(Records excerpted from a collection)
------------

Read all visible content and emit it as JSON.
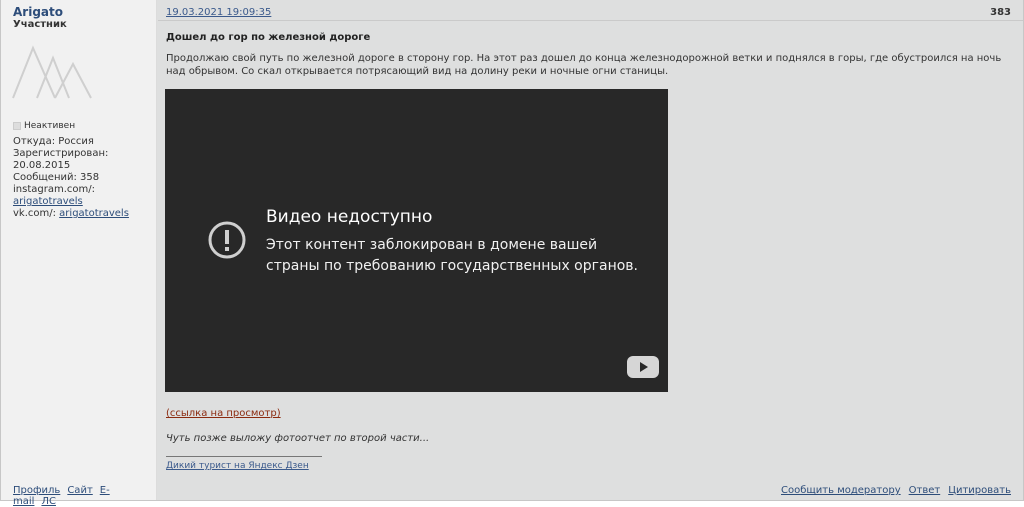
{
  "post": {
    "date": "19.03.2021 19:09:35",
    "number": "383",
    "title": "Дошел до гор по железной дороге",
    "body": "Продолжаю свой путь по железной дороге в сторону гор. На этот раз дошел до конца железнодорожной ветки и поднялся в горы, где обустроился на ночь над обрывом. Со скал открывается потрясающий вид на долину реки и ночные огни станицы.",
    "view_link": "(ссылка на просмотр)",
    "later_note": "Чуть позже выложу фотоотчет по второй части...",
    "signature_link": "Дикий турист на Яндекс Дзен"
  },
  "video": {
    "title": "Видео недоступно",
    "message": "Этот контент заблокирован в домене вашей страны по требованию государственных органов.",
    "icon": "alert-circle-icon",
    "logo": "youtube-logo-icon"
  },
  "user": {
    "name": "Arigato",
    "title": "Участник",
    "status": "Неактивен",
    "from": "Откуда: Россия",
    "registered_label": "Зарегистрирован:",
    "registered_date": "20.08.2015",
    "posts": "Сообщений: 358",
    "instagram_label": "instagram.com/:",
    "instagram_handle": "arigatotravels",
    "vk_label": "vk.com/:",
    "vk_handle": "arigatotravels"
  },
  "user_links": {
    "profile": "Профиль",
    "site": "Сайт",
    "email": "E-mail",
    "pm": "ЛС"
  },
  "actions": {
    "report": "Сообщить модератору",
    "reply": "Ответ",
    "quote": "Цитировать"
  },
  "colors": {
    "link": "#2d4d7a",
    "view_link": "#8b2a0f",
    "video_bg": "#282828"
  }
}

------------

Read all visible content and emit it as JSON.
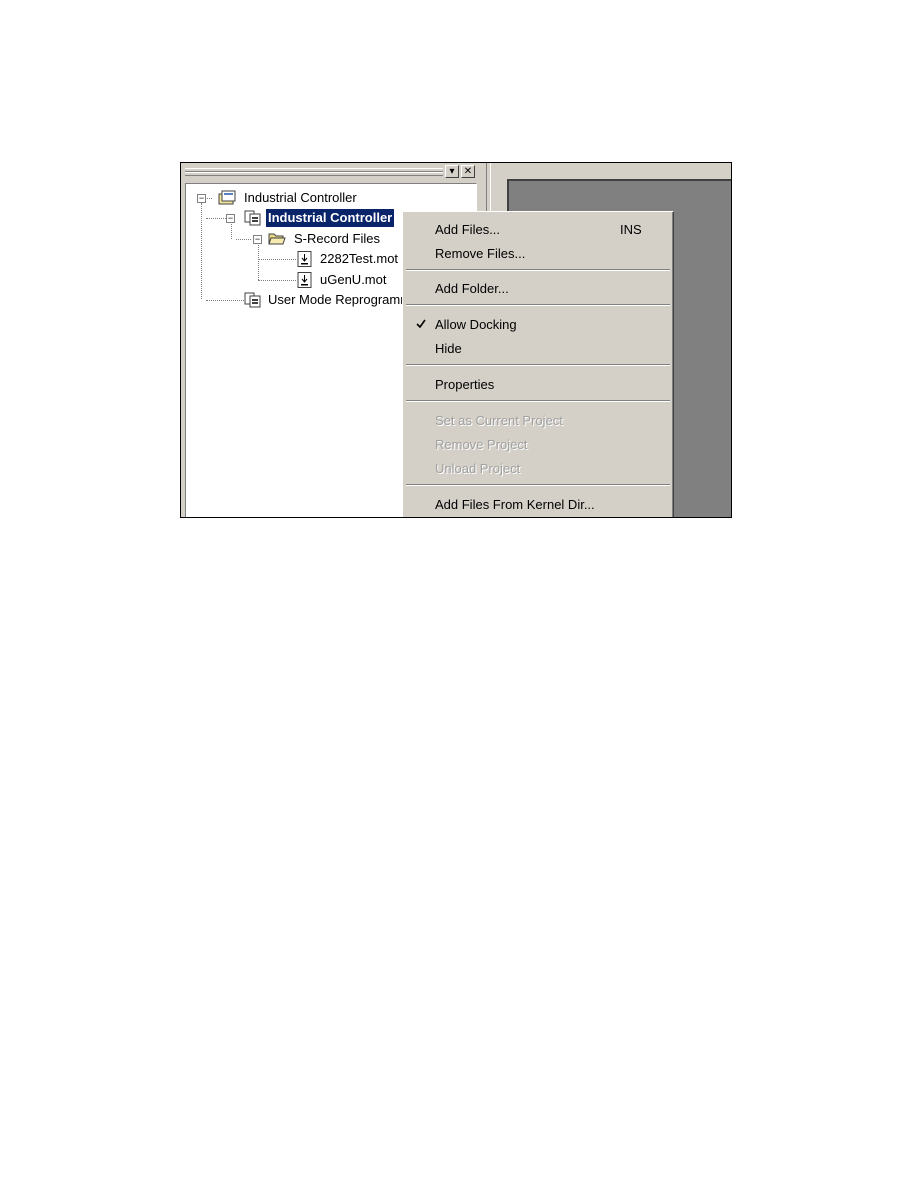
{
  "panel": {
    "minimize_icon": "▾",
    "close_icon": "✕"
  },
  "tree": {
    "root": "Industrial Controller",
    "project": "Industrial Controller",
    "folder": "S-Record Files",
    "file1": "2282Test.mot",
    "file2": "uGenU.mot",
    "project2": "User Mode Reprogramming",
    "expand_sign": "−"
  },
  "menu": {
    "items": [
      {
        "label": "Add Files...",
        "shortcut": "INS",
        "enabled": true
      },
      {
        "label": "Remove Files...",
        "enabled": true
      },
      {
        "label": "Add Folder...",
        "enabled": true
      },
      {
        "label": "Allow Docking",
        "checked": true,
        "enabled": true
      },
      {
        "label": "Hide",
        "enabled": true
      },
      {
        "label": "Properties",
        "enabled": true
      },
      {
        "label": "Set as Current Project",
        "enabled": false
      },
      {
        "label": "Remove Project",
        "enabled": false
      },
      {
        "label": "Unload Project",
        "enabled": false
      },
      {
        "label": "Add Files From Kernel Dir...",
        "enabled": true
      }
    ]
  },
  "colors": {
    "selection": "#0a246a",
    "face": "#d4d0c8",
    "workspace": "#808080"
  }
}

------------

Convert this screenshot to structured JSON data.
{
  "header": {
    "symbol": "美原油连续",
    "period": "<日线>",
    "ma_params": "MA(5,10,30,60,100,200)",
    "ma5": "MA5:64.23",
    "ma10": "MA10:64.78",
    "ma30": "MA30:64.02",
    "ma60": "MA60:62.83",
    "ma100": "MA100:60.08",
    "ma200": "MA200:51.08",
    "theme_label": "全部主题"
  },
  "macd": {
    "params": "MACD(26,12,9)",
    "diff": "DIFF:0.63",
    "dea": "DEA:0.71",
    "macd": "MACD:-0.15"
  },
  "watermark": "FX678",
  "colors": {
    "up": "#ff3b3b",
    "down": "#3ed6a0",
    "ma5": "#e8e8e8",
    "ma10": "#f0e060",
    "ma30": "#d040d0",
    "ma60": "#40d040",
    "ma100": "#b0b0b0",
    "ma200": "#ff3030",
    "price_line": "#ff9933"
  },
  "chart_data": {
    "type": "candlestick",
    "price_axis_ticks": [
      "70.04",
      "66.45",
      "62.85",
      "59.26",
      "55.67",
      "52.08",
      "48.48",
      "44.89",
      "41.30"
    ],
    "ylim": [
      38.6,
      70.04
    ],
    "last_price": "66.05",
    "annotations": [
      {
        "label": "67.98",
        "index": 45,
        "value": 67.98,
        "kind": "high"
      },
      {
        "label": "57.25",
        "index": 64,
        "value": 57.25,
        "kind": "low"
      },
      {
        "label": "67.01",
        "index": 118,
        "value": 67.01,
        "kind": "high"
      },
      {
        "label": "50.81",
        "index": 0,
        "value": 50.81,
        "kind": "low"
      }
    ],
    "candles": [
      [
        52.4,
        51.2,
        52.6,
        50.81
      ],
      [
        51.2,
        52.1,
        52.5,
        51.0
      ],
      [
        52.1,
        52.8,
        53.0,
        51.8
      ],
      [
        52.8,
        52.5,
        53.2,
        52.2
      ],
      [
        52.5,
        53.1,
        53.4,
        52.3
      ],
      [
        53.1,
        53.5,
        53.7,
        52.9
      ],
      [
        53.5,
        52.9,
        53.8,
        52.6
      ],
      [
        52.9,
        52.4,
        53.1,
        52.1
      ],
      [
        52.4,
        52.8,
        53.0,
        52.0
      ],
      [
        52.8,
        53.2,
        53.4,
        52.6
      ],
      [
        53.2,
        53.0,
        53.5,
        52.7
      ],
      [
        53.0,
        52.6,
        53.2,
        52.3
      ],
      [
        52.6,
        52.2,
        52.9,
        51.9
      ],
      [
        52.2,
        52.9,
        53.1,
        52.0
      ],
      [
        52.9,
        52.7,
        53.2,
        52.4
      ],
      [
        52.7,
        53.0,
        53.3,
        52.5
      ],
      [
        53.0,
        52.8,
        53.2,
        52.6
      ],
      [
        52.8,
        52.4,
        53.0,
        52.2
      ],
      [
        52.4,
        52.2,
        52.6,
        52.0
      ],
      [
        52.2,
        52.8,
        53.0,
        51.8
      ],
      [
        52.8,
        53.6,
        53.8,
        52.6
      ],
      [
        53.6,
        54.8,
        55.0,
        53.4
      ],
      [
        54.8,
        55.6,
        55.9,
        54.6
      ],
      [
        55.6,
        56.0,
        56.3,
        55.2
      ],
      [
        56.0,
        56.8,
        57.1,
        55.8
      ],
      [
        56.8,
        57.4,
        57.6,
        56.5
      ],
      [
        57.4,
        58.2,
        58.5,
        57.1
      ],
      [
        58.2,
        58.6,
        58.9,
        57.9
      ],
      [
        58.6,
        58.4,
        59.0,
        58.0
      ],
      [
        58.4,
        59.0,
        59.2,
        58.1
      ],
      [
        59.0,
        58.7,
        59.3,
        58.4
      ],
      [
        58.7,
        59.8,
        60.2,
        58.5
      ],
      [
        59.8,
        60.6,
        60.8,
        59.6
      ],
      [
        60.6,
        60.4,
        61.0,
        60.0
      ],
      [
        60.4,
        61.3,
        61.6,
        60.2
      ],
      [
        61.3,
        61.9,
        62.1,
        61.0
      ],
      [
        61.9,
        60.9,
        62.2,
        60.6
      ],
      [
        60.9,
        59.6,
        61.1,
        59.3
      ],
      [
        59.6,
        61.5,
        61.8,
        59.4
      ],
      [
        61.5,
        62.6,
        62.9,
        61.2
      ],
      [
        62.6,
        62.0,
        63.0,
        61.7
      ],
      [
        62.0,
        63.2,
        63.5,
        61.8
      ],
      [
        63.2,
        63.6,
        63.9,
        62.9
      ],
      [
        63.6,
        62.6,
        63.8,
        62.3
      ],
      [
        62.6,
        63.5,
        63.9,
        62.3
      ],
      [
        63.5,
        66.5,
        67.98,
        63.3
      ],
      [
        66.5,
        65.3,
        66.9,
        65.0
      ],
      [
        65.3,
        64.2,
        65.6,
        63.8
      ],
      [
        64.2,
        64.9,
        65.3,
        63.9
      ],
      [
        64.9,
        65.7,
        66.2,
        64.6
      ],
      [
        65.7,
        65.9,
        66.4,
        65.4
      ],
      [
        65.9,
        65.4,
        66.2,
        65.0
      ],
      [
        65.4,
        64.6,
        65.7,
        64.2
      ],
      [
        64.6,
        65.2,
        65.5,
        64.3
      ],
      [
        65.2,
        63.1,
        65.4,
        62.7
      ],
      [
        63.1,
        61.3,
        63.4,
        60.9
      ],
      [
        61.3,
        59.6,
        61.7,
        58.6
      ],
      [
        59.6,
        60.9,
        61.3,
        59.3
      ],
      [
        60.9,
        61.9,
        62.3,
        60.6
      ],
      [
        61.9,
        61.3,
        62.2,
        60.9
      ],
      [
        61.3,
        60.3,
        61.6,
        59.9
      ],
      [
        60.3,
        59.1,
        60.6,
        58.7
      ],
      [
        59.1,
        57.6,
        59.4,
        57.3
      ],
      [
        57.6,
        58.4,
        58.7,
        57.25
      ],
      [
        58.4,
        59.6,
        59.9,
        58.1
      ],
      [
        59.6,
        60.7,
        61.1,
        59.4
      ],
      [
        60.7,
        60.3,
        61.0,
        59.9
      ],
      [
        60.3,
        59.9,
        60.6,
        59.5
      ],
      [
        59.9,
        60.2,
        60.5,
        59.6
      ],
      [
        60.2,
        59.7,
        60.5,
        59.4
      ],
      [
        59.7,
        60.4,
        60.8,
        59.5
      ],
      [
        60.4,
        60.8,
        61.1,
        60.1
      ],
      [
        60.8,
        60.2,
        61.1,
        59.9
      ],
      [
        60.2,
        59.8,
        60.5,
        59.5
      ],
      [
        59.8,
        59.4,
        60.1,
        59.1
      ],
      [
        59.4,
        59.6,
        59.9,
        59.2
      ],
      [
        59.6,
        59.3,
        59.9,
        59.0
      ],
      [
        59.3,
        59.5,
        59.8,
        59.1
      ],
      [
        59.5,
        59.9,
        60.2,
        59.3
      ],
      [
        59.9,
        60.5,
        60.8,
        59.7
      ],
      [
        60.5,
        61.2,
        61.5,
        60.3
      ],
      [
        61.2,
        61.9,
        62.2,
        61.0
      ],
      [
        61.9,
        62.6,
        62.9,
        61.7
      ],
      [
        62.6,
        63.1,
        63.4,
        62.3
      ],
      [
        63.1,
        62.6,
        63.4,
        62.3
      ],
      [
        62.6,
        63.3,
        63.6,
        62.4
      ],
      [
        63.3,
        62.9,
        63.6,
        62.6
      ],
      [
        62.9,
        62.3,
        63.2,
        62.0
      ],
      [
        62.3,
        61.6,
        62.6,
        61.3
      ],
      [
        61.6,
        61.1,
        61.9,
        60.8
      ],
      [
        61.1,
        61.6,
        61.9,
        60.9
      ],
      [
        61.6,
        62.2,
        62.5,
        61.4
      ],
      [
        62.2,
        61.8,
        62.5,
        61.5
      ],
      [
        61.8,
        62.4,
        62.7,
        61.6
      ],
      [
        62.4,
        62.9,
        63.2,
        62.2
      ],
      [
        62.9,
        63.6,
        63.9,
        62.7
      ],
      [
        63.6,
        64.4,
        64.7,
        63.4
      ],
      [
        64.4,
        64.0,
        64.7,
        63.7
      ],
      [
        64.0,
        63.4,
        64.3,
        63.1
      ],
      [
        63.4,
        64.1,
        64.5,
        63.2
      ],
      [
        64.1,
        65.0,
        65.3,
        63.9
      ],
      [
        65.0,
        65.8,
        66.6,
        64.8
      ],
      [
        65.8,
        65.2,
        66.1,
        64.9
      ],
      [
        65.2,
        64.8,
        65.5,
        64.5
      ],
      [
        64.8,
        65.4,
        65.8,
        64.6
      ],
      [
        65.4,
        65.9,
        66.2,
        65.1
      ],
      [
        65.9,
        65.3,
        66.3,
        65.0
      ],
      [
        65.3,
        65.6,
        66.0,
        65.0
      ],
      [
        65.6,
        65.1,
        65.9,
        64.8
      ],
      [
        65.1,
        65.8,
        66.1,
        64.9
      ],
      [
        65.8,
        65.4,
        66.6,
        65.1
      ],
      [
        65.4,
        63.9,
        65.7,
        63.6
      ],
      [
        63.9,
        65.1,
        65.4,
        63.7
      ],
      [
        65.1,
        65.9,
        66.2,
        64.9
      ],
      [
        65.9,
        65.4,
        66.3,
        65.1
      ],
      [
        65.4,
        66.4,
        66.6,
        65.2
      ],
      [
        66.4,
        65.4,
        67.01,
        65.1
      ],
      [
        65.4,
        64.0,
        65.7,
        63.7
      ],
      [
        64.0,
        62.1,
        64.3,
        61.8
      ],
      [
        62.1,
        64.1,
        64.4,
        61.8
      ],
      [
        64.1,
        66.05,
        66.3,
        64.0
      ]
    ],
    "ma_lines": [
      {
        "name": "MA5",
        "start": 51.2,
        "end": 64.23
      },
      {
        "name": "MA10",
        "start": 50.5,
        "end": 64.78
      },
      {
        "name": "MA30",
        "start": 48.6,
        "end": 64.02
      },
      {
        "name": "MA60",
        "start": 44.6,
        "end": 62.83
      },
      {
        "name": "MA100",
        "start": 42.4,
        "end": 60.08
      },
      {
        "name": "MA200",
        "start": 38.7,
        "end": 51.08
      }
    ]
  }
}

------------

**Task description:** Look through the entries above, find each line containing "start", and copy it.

**Expected answer:**
        "start": 51.2,
        "start": 50.5,
        "start": 48.6,
        "start": 44.6,
        "start": 42.4,
        "start": 38.7,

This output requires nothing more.